There were a few things Jenny could not stand. Among these, she hated hospitals, and elevators. She found the smell of hospitals’ cleaning supplies revolting, the staff cold, and the white of the walls so white, she could barely look at them.
Elevators, for Jenny, were instruments of torture. Standing there, inside that little space, people around coughing, staring at the floor, and when she was feeling particularly unlucky, those people would attempt to make small talk: “The weather has been really crazy this summer”, “yes, that is true. I didn’t know whether to wear sandals, or put on my boots, most of the days!”…and then, the laughter, and back to staring at the floor.
That day, Jenny had to face the combination of two of the things she detested the most: she had an appointment at the hospital, and the doctor’s office was located on the 11th floor.
One can imagine how poor Jenny must have felt when she woke up (not that she had slept the night before), she got ready, and off she went.
Right at the entrance of the hospital, she saw a nurse walking toward her and, as Jenny cringed (Jenny referred to nurses as sadists, as she thought they took great pleasure in poking her arms with needles to draw blood for check-ups), the nurse suddenly was stopped by the delivery man.
The smell was driving her crazy already; the whiteness of the walls was making her eyes hurt, and she could not wait to get out of there. “This smell is making me want to puke my guts out!” thought Jenny, glaring at another nurse. The smell, a mixture of disinfectants and people’s odors, was the most disgusting thing her nose was ever in contact with. She thought hospitals smelled like death: a clean death, a perfumed death, but it still was death.

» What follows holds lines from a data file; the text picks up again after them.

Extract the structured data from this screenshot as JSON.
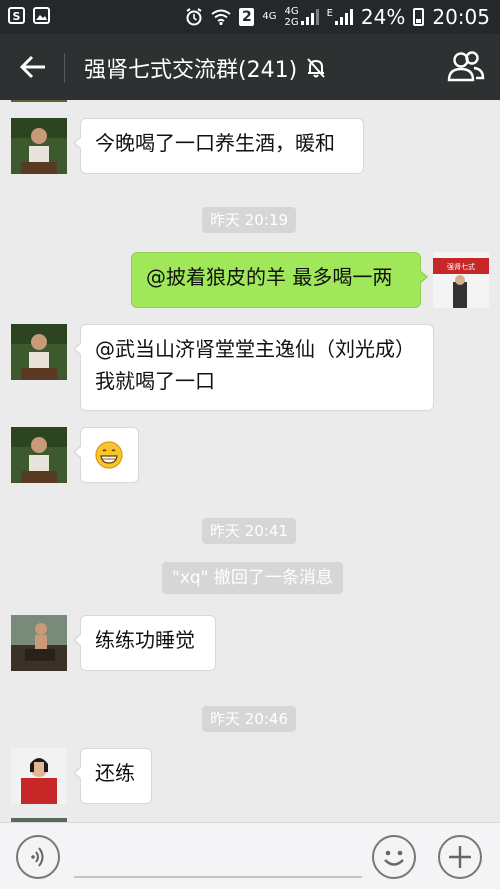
{
  "status_bar": {
    "sim_slot": "2",
    "network_1": "4G",
    "network_2a": "4G",
    "network_2b": "2G",
    "data_type": "E",
    "battery": "24%",
    "time": "20:05"
  },
  "header": {
    "title": "强肾七式交流群(241)",
    "icons": [
      "back-arrow-icon",
      "mute-bell-icon",
      "group-members-icon"
    ]
  },
  "messages": [
    {
      "type": "incoming",
      "text": "今晚喝了一口养生酒，暖和"
    },
    {
      "type": "time",
      "text": "昨天 20:19"
    },
    {
      "type": "outgoing",
      "text": "@披着狼皮的羊 最多喝一两"
    },
    {
      "type": "incoming",
      "line1": "@武当山济肾堂堂主逸仙（刘光成）",
      "line2": "我就喝了一口"
    },
    {
      "type": "incoming",
      "emoji": "grinning-face-emoji"
    },
    {
      "type": "time",
      "text": "昨天 20:41"
    },
    {
      "type": "system",
      "text": "\"xq\" 撤回了一条消息"
    },
    {
      "type": "incoming",
      "text": "练练功睡觉"
    },
    {
      "type": "time",
      "text": "昨天 20:46"
    },
    {
      "type": "incoming",
      "text": "还练"
    }
  ],
  "input_bar": {
    "icons": [
      "voice-input-icon",
      "emoji-icon",
      "plus-icon"
    ]
  }
}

And there she was, in front of the other thing she dreaded: pushing the elevator button, she felt a jolt to her finger. She was standing alone in front of the door, and she hoped, prayed that she was going to be alone for the whole ride.
She was, evidently, wrong. A couple with three small children approached the same elevator. A person with two “get well” balloons, another person in a wheelchair soon joined.
“Good morning, did you notice the weather this summer?” said the man in the wheelchair to the couple, who was staring at the floor, “Yeah…yeas it was weird…” a voice came from behind the balloons. The woman emanated a scent Jenny could not identify, but was enough for her to decide she was going to take the stairs on her way down.
At the end of her visit Jenny felt relieved and walked towards the door with the sign “Stairs down”. She went down from the 11th to 10th, from the 10th to the 9th…and so forth, until the stairs led her to a room she did not recognize.
“I must have gone too far, this must be the basement”. She noticed the bright “exit” sign to the right and thought “If I go this way, I will be able to find my exit”. She walked along the corridor, deserted, smelly, and white. No one seemed to be there, the steps she heard were her own heels ticking on the linoleum floor. She followed another “exit” sign, to the right. It was getting cold, it was, if possible, getting whiter, more deserted, the heels made even more noise to her ears.
“Was that a voice?” Jenny’s heart pounded, as a noise came from behind one of the doors. She was now almost running. She was seeing “exit” signs everywhere, left, right, straight ahead. She didn’t know what door to open; she didn’t know what door would bring her out of that awful place. Or, at least, which one would have brought her back to the stairs.
She found herself standing in front of a big door. The sign “exit” flashed in front of her face. She pushed. The door closed behind her. It was the morgue. There was the smell of death, there was the coldness of death, there were white sheets covering dead bodies.
She tried to open the door to get out “OF HERE!” (cried Jenny), but the door seemed stuck.
What she saw when she turned her head facing the room were a body on the slab covered by the sheet, with one foot sticking out, and instruments to perform autopsies.
“How strange-thought Jenny-that foot looks just like mine”. The toenails were perfectly painted in dark red, her favorite color.
Jenny was staring with great attention at the foot, trying to read the name on the tag hanging on the big toe, that she didn’t notice the man in white, with a small saw on his hand.
The last thing she ever heard was the sound of the instruments performing an autopsy on her body.